Exercise brief: Below are the records; copy each line in them that holds the word "сентября".

Dataset content:

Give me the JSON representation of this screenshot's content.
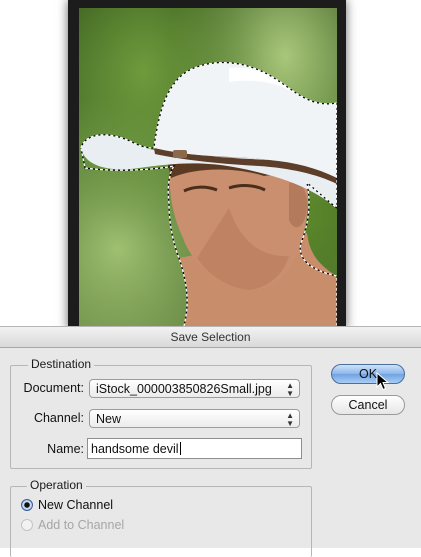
{
  "dialog": {
    "title": "Save Selection",
    "destination": {
      "group_label": "Destination",
      "document_label": "Document:",
      "document_value": "iStock_000003850826Small.jpg",
      "channel_label": "Channel:",
      "channel_value": "New",
      "name_label": "Name:",
      "name_value": "handsome devil"
    },
    "operation": {
      "group_label": "Operation",
      "options": [
        {
          "label": "New Channel",
          "selected": true,
          "enabled": true
        },
        {
          "label": "Add to Channel",
          "selected": false,
          "enabled": false
        }
      ]
    },
    "buttons": {
      "ok_label": "OK",
      "cancel_label": "Cancel"
    }
  },
  "icons": {
    "select_arrows": "select-arrows-icon",
    "cursor": "mouse-pointer-icon"
  },
  "colors": {
    "default_button": "#7aa8e3",
    "dialog_bg": "#e8e8e8"
  }
}
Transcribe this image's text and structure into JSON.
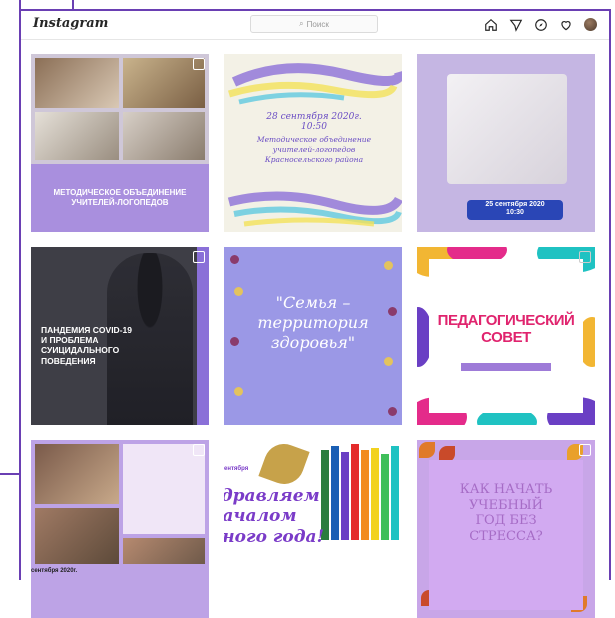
{
  "header": {
    "logo": "Instagram",
    "search_placeholder": "Поиск",
    "icons": [
      "home-icon",
      "direct-icon",
      "explore-icon",
      "heart-icon",
      "avatar"
    ]
  },
  "posts": [
    {
      "caption": "МЕТОДИЧЕСКОЕ ОБЪЕДИНЕНИЕ\nУЧИТЕЛЕЙ-ЛОГОПЕДОВ"
    },
    {
      "date": "28 сентября 2020г.\n10:50",
      "text": "Методическое объединение\nучителей-логопедов\nКрасносельского района"
    },
    {
      "badge": "25 сентября 2020\n10:30"
    },
    {
      "title": "ПАНДЕМИЯ COVID-19\nИ ПРОБЛЕМА\nСУИЦИДАЛЬНОГО\nПОВЕДЕНИЯ"
    },
    {
      "title": "\"Семья –\nтерритория\nздоровья\""
    },
    {
      "title": "ПЕДАГОГИЧЕСКИЙ\nСОВЕТ"
    },
    {
      "foot": "сентября 2020г."
    },
    {
      "tag": "ентября",
      "title": "здравляем\nначалом\nбного года!"
    },
    {
      "title": "КАК НАЧАТЬ\nУЧЕБНЫЙ\nГОД БЕЗ\nСТРЕССА?"
    }
  ],
  "colors": {
    "frame": "#6a3fb3",
    "accent_purple": "#a98fde",
    "badge_blue": "#2a46b6",
    "pink_title": "#e0246e"
  }
}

Response to this task:
      "date": "28 сентября 2020г.\n10:50",
      "badge": "25 сентября 2020\n10:30"
      "foot": "сентября 2020г."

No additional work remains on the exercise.